Nigel Jones explains why there is still a long way to go before NHS dentistry improves.
In the recent House of Lords NHS dental contract debate, Baron Markham, Under Secretary of State for the Department of Health and Social Security, declared himself ‘under no illusions as to what needs to be done, and we are working on it’.
I sincerely hope that’s the case although the repeated references to fully utilising the existing budget were not an overly encouraging sign, unless the government thinks what needs to be done is to refocus the existing dental budget on those most in need, and the most vulnerable.
It’s more than a year since the last Prime Minster-but-one-but-one said that the government wanted to make the NHS a better place for the dental profession which, at the time, left me wondering, ‘better than what?’

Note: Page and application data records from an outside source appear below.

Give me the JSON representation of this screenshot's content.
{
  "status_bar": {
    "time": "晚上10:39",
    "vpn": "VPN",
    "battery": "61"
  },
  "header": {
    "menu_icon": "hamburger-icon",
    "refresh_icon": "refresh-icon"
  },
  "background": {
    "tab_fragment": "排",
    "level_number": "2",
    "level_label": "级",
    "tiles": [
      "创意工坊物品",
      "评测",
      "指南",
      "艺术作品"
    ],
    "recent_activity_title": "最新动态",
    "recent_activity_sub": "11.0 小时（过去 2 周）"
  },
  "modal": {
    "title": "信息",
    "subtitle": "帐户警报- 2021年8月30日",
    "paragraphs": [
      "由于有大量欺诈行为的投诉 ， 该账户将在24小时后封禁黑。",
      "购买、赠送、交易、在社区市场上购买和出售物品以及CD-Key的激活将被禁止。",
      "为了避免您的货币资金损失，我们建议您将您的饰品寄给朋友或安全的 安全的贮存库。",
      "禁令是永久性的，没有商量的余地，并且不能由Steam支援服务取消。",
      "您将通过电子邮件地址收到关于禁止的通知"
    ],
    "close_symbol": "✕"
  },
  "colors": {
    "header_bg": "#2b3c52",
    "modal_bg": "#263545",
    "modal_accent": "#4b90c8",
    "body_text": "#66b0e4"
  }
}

Perhaps the thinking is that with the recent tweaks to band two UDAs and raising of minimum UDA values, the NHS dental contract in England has become ‘better’, so it’s mission accomplished.
However, surely what the NHS needs to be is better than early retirement or a change of career or, of course, private dentistry.
An area that many have considered a remarkably resilient example of the NHS being ‘better’ than private dentistry has been that of goodwill valuations when it comes to selling your practice.
Indeed, this was cited to me last year as being a reason for remaining in the NHS, despite the tremendous pressure felt by the practice owners with whom I was speaking.
However, during a recent webinar discussion with Alan Suggett and Mike Blenkharn, the subject of valuing practices on the basis of multiples of EBITDA came up, and with it the negative impact on practice values of rising costs that cannot be passed on to patients.
It seems reasons to remain in the NHS are getting even fewer.
There is a growing proportion of dentists and practice owners who feel remaining reliant on NHS dentistry could carry greater risk to health and wealth than transitioning to private care.
Addressing that is ‘what needs to be done’, and it is hard to see how that can be achieved without more money.